Interface dataset entries:
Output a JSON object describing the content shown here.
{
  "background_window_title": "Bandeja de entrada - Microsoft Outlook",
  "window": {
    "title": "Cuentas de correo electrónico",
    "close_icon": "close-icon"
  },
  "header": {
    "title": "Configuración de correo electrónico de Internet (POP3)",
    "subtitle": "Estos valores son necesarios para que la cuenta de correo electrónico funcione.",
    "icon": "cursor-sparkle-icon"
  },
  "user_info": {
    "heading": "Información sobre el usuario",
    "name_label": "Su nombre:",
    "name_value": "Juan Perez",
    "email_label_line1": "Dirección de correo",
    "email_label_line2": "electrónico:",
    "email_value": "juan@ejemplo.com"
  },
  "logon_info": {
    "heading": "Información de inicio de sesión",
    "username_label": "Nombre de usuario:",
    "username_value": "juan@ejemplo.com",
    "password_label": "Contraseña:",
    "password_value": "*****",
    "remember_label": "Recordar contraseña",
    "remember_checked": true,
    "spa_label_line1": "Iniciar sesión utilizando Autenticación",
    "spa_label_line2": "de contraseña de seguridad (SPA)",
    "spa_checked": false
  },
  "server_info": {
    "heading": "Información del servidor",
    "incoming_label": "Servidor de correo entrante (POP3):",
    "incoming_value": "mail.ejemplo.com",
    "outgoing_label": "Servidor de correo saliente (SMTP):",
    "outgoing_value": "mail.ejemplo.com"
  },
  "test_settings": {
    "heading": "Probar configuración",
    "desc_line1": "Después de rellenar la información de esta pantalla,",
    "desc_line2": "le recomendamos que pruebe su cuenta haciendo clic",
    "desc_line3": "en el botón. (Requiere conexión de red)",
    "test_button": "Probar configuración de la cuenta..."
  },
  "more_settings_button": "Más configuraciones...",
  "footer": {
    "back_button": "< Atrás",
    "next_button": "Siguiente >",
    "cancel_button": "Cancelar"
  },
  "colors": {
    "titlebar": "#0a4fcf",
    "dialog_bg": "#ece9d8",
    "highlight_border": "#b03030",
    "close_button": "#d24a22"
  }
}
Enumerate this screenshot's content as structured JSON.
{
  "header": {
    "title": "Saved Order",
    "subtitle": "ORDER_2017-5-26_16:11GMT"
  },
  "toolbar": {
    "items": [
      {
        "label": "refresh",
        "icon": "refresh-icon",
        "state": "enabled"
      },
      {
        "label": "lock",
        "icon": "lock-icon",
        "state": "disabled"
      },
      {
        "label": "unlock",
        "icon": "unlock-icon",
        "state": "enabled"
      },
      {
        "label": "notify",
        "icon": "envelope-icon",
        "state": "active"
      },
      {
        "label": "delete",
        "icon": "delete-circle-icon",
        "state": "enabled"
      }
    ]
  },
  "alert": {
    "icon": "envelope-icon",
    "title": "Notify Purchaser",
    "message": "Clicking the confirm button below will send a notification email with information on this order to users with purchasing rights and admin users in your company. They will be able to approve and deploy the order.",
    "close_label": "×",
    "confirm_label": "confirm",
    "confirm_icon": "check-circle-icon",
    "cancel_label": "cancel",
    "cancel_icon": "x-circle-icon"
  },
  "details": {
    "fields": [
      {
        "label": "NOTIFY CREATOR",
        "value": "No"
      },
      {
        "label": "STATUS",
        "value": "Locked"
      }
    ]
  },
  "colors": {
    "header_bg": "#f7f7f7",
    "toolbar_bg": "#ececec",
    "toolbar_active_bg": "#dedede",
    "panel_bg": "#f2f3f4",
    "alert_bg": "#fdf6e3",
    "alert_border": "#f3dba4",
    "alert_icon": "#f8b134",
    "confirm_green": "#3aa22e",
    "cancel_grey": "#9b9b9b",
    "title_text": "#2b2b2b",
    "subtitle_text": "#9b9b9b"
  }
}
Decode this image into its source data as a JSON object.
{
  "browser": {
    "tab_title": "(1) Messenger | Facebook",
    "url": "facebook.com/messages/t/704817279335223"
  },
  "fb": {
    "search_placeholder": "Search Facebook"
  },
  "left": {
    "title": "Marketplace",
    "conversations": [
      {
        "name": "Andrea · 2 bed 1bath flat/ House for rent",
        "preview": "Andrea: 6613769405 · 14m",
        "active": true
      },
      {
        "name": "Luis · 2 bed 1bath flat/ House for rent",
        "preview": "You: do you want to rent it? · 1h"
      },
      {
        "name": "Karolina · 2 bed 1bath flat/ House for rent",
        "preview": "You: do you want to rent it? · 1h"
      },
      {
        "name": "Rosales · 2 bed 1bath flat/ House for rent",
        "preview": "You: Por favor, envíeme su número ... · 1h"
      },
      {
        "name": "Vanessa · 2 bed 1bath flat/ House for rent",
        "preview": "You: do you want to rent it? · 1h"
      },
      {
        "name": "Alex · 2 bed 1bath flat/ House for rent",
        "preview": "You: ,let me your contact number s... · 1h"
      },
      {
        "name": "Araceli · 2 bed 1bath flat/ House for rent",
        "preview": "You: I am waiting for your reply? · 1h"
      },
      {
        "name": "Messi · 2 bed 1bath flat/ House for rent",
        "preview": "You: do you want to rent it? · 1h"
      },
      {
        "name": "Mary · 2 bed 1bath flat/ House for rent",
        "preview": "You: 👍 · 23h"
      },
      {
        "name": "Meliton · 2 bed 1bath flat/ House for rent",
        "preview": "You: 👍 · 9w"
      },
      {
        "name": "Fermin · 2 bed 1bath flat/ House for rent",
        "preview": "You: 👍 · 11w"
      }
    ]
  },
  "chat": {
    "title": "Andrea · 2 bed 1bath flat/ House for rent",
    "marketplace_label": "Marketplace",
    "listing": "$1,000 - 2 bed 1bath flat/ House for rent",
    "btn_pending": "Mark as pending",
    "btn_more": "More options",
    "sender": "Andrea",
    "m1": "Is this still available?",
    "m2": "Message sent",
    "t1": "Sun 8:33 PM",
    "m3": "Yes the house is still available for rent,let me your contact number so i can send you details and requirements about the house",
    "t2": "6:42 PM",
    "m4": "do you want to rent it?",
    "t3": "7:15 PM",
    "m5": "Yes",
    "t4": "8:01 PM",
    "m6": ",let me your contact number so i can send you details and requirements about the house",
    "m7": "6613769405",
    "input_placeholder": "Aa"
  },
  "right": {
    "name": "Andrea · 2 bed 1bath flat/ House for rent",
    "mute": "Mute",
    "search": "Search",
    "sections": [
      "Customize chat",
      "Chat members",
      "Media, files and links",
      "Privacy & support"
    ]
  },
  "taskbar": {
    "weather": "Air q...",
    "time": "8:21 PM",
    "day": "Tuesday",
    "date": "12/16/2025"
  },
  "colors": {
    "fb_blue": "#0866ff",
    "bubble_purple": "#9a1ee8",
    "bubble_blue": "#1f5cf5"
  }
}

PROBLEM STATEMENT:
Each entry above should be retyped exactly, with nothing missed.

RESULT OF THIS EXERCISE:
Output a JSON object describing the content shown here.
{
  "background_window_title": "Bandeja de entrada - Microsoft Outlook",
  "window": {
    "title": "Cuentas de correo electrónico",
    "close_icon": "close-icon"
  },
  "header": {
    "title": "Configuración de correo electrónico de Internet (POP3)",
    "subtitle": "Estos valores son necesarios para que la cuenta de correo electrónico funcione.",
    "icon": "cursor-sparkle-icon"
  },
  "user_info": {
    "heading": "Información sobre el usuario",
    "name_label": "Su nombre:",
    "name_value": "Juan Perez",
    "email_label_line1": "Dirección de correo",
    "email_label_line2": "electrónico:",
    "email_value": "juan@ejemplo.com"
  },
  "logon_info": {
    "heading": "Información de inicio de sesión",
    "username_label": "Nombre de usuario:",
    "username_value": "juan@ejemplo.com",
    "password_label": "Contraseña:",
    "password_value": "*****",
    "remember_label": "Recordar contraseña",
    "remember_checked": true,
    "spa_label_line1": "Iniciar sesión utilizando Autenticación",
    "spa_label_line2": "de contraseña de seguridad (SPA)",
    "spa_checked": false
  },
  "server_info": {
    "heading": "Información del servidor",
    "incoming_label": "Servidor de correo entrante (POP3):",
    "incoming_value": "mail.ejemplo.com",
    "outgoing_label": "Servidor de correo saliente (SMTP):",
    "outgoing_value": "mail.ejemplo.com"
  },
  "test_settings": {
    "heading": "Probar configuración",
    "desc_line1": "Después de rellenar la información de esta pantalla,",
    "desc_line2": "le recomendamos que pruebe su cuenta haciendo clic",
    "desc_line3": "en el botón. (Requiere conexión de red)",
    "test_button": "Probar configuración de la cuenta..."
  },
  "more_settings_button": "Más configuraciones...",
  "footer": {
    "back_button": "< Atrás",
    "next_button": "Siguiente >",
    "cancel_button": "Cancelar"
  },
  "colors": {
    "titlebar": "#0a4fcf",
    "dialog_bg": "#ece9d8",
    "highlight_border": "#b03030",
    "close_button": "#d24a22"
  }
}
Enumerate this screenshot's content as structured JSON.
{
  "header": {
    "title": "Saved Order",
    "subtitle": "ORDER_2017-5-26_16:11GMT"
  },
  "toolbar": {
    "items": [
      {
        "label": "refresh",
        "icon": "refresh-icon",
        "state": "enabled"
      },
      {
        "label": "lock",
        "icon": "lock-icon",
        "state": "disabled"
      },
      {
        "label": "unlock",
        "icon": "unlock-icon",
        "state": "enabled"
      },
      {
        "label": "notify",
        "icon": "envelope-icon",
        "state": "active"
      },
      {
        "label": "delete",
        "icon": "delete-circle-icon",
        "state": "enabled"
      }
    ]
  },
  "alert": {
    "icon": "envelope-icon",
    "title": "Notify Purchaser",
    "message": "Clicking the confirm button below will send a notification email with information on this order to users with purchasing rights and admin users in your company. They will be able to approve and deploy the order.",
    "close_label": "×",
    "confirm_label": "confirm",
    "confirm_icon": "check-circle-icon",
    "cancel_label": "cancel",
    "cancel_icon": "x-circle-icon"
  },
  "details": {
    "fields": [
      {
        "label": "NOTIFY CREATOR",
        "value": "No"
      },
      {
        "label": "STATUS",
        "value": "Locked"
      }
    ]
  },
  "colors": {
    "header_bg": "#f7f7f7",
    "toolbar_bg": "#ececec",
    "toolbar_active_bg": "#dedede",
    "panel_bg": "#f2f3f4",
    "alert_bg": "#fdf6e3",
    "alert_border": "#f3dba4",
    "alert_icon": "#f8b134",
    "confirm_green": "#3aa22e",
    "cancel_grey": "#9b9b9b",
    "title_text": "#2b2b2b",
    "subtitle_text": "#9b9b9b"
  }
}
Decode this image into its source data as a JSON object.
{
  "browser": {
    "tab_title": "(1) Messenger | Facebook",
    "url": "facebook.com/messages/t/704817279335223"
  },
  "fb": {
    "search_placeholder": "Search Facebook"
  },
  "left": {
    "title": "Marketplace",
    "conversations": [
      {
        "name": "Andrea · 2 bed 1bath flat/ House for rent",
        "preview": "Andrea: 6613769405 · 14m",
        "active": true
      },
      {
        "name": "Luis · 2 bed 1bath flat/ House for rent",
        "preview": "You: do you want to rent it? · 1h"
      },
      {
        "name": "Karolina · 2 bed 1bath flat/ House for rent",
        "preview": "You: do you want to rent it? · 1h"
      },
      {
        "name": "Rosales · 2 bed 1bath flat/ House for rent",
        "preview": "You: Por favor, envíeme su número ... · 1h"
      },
      {
        "name": "Vanessa · 2 bed 1bath flat/ House for rent",
        "preview": "You: do you want to rent it? · 1h"
      },
      {
        "name": "Alex · 2 bed 1bath flat/ House for rent",
        "preview": "You: ,let me your contact number s... · 1h"
      },
      {
        "name": "Araceli · 2 bed 1bath flat/ House for rent",
        "preview": "You: I am waiting for your reply? · 1h"
      },
      {
        "name": "Messi · 2 bed 1bath flat/ House for rent",
        "preview": "You: do you want to rent it? · 1h"
      },
      {
        "name": "Mary · 2 bed 1bath flat/ House for rent",
        "preview": "You: 👍 · 23h"
      },
      {
        "name": "Meliton · 2 bed 1bath flat/ House for rent",
        "preview": "You: 👍 · 9w"
      },
      {
        "name": "Fermin · 2 bed 1bath flat/ House for rent",
        "preview": "You: 👍 · 11w"
      }
    ]
  },
  "chat": {
    "title": "Andrea · 2 bed 1bath flat/ House for rent",
    "marketplace_label": "Marketplace",
    "listing": "$1,000 - 2 bed 1bath flat/ House for rent",
    "btn_pending": "Mark as pending",
    "btn_more": "More options",
    "sender": "Andrea",
    "m1": "Is this still available?",
    "m2": "Message sent",
    "t1": "Sun 8:33 PM",
    "m3": "Yes the house is still available for rent,let me your contact number so i can send you details and requirements about the house",
    "t2": "6:42 PM",
    "m4": "do you want to rent it?",
    "t3": "7:15 PM",
    "m5": "Yes",
    "t4": "8:01 PM",
    "m6": ",let me your contact number so i can send you details and requirements about the house",
    "m7": "6613769405",
    "input_placeholder": "Aa"
  },
  "right": {
    "name": "Andrea · 2 bed 1bath flat/ House for rent",
    "mute": "Mute",
    "search": "Search",
    "sections": [
      "Customize chat",
      "Chat members",
      "Media, files and links",
      "Privacy & support"
    ]
  },
  "taskbar": {
    "weather": "Air q...",
    "time": "8:21 PM",
    "day": "Tuesday",
    "date": "12/16/2025"
  },
  "colors": {
    "fb_blue": "#0866ff",
    "bubble_purple": "#9a1ee8",
    "bubble_blue": "#1f5cf5"
  }
}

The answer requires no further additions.